[Entries from a dataset of interfaces]
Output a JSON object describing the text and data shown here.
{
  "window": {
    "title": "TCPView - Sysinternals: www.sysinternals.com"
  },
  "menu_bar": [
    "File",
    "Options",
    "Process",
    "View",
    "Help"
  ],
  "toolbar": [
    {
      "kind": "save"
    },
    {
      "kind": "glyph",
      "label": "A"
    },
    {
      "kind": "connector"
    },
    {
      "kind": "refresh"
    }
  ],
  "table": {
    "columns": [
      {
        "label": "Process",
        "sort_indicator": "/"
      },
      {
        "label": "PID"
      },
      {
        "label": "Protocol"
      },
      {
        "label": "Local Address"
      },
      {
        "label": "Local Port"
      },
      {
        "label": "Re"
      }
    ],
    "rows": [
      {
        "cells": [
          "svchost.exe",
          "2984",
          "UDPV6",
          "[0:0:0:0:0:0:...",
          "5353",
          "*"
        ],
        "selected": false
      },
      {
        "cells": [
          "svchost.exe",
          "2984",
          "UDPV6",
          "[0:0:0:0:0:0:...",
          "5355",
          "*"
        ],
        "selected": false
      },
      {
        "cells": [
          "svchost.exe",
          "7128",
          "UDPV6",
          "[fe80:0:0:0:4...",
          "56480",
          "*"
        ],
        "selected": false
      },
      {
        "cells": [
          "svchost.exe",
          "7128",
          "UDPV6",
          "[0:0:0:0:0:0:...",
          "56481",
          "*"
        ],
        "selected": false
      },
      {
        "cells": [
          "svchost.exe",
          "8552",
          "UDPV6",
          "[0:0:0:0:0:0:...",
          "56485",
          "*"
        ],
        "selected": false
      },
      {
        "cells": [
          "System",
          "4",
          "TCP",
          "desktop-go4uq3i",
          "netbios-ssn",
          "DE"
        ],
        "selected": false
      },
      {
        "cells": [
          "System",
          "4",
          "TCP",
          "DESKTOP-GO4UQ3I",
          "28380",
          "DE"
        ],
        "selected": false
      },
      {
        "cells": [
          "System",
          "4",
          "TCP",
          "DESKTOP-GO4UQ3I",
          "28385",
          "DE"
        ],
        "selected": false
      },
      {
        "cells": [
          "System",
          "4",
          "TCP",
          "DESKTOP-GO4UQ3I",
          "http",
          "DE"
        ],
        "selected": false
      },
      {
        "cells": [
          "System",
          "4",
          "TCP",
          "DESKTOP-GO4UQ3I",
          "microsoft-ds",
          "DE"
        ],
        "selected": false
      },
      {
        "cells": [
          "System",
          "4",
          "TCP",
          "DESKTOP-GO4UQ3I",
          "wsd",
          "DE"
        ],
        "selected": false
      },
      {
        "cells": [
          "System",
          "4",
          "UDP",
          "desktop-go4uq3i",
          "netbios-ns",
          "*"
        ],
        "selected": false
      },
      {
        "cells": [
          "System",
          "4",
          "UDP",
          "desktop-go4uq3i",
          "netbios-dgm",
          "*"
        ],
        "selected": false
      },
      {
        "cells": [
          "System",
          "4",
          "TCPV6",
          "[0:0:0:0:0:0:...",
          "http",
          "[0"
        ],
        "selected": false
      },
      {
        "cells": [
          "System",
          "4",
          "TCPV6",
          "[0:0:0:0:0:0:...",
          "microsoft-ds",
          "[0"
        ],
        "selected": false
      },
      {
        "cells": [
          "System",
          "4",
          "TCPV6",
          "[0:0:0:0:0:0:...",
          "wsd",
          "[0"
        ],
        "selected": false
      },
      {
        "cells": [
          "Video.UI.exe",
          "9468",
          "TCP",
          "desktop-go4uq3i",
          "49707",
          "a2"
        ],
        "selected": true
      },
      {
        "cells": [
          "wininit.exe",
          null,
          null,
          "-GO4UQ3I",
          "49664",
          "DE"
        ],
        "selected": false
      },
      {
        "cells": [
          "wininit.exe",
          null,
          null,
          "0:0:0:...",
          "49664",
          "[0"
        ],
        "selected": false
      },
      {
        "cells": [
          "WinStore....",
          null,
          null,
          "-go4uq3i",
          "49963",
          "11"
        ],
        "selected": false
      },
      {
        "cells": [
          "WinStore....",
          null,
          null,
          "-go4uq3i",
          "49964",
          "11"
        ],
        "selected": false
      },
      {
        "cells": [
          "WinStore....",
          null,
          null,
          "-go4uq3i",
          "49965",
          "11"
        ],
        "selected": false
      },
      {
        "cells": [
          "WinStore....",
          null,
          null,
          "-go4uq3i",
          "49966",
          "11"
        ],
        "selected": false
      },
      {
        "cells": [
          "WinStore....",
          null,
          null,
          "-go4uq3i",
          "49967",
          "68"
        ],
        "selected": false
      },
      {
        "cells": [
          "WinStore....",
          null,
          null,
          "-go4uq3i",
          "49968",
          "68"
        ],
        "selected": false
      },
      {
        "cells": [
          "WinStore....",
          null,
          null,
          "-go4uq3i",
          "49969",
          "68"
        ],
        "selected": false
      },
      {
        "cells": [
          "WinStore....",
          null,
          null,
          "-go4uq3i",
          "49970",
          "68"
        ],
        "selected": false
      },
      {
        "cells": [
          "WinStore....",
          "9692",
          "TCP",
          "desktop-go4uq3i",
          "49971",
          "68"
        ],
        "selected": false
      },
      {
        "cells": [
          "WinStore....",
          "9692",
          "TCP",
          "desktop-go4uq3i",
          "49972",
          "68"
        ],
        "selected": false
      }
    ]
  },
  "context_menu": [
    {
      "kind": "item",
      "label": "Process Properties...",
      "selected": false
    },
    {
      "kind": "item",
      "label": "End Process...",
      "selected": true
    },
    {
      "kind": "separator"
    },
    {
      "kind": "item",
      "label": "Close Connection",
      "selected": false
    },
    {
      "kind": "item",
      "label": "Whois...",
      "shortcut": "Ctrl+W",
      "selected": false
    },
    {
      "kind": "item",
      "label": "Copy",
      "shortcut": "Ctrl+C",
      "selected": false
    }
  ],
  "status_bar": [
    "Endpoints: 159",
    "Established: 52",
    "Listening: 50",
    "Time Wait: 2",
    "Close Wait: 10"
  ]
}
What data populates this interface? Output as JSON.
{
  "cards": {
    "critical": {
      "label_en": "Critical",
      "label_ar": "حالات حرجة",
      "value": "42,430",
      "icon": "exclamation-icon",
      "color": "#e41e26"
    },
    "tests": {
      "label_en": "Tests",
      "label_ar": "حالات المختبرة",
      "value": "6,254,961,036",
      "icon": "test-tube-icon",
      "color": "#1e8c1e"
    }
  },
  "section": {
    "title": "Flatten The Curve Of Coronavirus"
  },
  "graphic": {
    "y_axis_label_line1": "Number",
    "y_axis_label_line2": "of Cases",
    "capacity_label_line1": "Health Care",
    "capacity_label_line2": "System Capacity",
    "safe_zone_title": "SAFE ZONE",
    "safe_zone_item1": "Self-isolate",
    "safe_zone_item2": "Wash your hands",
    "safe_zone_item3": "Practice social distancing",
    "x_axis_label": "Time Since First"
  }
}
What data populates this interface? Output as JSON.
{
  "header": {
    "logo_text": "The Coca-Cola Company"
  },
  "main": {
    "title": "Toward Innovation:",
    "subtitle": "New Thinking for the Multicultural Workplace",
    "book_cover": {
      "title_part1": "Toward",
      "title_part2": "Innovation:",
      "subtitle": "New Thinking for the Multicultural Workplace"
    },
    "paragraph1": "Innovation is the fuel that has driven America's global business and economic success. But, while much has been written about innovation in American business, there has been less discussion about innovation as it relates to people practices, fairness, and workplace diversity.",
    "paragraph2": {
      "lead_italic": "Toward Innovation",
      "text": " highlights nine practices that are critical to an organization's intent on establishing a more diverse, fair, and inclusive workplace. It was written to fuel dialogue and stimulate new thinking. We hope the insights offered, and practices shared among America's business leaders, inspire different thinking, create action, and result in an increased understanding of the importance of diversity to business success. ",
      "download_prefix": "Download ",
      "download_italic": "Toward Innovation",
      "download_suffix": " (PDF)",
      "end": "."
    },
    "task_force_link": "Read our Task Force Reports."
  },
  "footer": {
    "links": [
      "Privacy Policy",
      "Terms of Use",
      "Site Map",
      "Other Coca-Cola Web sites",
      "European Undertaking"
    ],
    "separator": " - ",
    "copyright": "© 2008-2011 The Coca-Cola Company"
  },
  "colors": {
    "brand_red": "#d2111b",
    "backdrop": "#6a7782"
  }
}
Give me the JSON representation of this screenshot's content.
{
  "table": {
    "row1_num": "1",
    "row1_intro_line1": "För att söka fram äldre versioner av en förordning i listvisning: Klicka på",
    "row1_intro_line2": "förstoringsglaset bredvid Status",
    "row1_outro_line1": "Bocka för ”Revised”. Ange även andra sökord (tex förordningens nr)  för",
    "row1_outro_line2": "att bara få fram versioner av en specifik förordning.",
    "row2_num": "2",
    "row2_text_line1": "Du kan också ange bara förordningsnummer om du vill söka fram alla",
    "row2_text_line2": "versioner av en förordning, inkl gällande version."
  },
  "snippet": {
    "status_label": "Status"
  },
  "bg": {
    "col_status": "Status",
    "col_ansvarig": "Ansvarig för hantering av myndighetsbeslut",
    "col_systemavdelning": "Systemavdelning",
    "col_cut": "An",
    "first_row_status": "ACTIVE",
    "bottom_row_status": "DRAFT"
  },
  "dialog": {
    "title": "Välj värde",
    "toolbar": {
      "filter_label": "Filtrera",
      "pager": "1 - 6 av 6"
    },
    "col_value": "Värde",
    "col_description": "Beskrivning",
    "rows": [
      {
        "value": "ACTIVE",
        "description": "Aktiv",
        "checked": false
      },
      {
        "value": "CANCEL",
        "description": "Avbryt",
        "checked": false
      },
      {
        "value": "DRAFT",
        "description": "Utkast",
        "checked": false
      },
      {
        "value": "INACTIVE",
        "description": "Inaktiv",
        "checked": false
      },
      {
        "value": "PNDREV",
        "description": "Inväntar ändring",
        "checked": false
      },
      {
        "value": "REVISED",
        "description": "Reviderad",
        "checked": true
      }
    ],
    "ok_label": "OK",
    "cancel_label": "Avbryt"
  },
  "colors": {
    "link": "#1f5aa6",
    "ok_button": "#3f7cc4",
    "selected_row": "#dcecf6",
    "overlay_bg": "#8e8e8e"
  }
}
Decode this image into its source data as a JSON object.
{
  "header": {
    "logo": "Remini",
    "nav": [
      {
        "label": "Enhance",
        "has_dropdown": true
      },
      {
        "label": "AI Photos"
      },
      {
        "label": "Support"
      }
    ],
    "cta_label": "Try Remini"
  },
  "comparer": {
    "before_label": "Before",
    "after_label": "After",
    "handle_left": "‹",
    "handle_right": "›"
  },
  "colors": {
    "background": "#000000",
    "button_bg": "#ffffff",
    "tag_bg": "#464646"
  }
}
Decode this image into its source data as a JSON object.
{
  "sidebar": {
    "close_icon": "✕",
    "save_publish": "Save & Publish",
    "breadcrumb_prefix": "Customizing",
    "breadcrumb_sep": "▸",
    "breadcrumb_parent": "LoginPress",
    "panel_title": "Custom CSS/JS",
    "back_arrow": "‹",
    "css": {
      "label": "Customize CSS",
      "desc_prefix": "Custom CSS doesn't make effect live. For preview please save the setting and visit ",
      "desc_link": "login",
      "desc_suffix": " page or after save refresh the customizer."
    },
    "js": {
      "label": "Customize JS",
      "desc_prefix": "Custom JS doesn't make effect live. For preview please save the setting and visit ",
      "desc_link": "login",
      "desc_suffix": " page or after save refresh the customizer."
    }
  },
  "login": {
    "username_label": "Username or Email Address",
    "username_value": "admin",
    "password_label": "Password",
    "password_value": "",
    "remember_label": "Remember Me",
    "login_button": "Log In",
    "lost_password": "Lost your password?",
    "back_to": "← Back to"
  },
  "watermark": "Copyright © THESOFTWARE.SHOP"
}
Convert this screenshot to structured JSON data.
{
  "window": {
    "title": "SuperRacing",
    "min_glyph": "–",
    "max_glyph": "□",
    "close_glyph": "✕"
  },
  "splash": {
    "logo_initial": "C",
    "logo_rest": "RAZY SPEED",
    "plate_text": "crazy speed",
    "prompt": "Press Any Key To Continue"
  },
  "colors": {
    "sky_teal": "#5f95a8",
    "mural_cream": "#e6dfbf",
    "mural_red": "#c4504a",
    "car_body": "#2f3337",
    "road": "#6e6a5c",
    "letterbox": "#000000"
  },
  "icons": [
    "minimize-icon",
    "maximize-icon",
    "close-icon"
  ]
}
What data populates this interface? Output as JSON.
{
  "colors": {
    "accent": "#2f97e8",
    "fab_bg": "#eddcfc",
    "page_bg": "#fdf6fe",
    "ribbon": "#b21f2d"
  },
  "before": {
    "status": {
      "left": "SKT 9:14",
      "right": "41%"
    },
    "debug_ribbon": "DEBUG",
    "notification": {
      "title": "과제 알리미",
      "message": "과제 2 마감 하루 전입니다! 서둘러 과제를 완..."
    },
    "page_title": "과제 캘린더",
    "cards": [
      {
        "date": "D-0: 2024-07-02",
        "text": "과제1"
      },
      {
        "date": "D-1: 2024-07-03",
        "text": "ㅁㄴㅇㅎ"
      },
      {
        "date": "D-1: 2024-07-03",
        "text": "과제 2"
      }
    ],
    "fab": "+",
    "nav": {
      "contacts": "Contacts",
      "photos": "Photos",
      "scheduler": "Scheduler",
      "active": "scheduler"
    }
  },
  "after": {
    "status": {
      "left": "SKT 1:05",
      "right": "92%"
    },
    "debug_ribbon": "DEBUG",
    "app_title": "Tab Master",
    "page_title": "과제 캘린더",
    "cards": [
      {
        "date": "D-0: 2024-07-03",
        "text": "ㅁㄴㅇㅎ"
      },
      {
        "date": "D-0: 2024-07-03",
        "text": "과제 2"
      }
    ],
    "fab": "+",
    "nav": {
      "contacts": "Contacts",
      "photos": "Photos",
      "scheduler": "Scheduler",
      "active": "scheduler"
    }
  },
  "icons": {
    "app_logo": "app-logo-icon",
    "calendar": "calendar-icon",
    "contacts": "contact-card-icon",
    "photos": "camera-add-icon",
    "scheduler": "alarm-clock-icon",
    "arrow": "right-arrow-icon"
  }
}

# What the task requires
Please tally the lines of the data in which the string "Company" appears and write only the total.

# Output for this task
2